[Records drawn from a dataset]

Start of Block

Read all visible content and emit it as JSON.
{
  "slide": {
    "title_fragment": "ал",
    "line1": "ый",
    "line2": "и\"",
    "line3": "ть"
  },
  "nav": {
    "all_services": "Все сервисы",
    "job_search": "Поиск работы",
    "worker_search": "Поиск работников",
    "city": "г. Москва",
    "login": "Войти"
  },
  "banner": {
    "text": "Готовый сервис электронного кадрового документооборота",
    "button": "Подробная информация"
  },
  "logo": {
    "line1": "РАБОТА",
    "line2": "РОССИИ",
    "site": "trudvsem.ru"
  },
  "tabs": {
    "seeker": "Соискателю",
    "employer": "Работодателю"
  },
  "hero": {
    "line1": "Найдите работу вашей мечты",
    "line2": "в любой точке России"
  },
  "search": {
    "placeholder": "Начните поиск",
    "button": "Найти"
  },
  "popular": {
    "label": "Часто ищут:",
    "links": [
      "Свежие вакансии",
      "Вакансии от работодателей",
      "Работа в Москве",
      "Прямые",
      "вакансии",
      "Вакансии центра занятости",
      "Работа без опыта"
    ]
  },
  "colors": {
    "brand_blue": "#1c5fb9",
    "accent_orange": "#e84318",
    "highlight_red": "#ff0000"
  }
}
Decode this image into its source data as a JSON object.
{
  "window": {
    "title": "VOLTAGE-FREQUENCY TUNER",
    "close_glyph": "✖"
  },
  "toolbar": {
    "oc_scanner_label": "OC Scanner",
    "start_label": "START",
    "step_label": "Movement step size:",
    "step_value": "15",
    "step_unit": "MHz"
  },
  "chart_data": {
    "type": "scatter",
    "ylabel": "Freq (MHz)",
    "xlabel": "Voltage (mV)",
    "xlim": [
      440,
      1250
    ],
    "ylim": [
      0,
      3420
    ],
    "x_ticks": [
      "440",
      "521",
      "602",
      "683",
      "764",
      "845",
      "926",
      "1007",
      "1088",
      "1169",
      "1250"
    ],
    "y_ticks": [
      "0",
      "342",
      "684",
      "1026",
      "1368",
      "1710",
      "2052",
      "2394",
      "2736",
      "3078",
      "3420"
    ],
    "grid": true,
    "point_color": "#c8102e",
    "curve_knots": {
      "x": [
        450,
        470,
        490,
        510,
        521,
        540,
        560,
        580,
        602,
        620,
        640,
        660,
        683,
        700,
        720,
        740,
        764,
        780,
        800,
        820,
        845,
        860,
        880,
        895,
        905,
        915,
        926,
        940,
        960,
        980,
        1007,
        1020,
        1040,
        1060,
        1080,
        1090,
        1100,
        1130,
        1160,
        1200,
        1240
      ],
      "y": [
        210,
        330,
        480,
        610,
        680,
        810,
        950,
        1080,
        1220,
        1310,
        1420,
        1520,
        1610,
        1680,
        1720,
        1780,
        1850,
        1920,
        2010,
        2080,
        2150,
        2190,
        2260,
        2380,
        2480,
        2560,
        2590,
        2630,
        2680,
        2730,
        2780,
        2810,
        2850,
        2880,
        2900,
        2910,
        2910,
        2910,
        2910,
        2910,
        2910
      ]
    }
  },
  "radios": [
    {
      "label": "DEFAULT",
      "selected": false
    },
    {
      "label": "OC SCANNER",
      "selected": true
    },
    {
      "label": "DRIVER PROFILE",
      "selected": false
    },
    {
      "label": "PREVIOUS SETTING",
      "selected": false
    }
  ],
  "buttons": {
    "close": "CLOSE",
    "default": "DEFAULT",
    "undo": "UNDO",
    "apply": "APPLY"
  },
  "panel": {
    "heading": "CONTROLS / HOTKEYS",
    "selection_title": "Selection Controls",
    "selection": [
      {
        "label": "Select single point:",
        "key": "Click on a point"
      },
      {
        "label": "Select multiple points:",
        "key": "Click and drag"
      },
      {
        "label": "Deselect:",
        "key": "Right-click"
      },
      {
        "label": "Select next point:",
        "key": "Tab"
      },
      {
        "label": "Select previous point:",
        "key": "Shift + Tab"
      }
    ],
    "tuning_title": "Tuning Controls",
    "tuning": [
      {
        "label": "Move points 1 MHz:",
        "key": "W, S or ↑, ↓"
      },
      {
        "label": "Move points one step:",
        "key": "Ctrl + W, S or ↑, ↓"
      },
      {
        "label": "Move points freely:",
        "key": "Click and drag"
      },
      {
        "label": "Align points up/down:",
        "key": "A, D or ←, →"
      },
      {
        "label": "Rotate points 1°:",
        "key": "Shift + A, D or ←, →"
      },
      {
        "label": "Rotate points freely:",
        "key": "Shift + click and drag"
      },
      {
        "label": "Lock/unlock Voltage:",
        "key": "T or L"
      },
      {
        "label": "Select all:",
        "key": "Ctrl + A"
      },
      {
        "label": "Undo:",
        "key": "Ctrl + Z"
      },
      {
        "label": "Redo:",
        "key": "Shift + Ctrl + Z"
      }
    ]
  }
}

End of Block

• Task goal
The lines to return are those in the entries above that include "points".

• Written response
        "label": "Select multiple points:",
        "label": "Move points 1 MHz:",
        "label": "Move points one step:",
        "label": "Move points freely:",
        "label": "Align points up/down:",
        "label": "Rotate points 1°:",
        "label": "Rotate points freely:",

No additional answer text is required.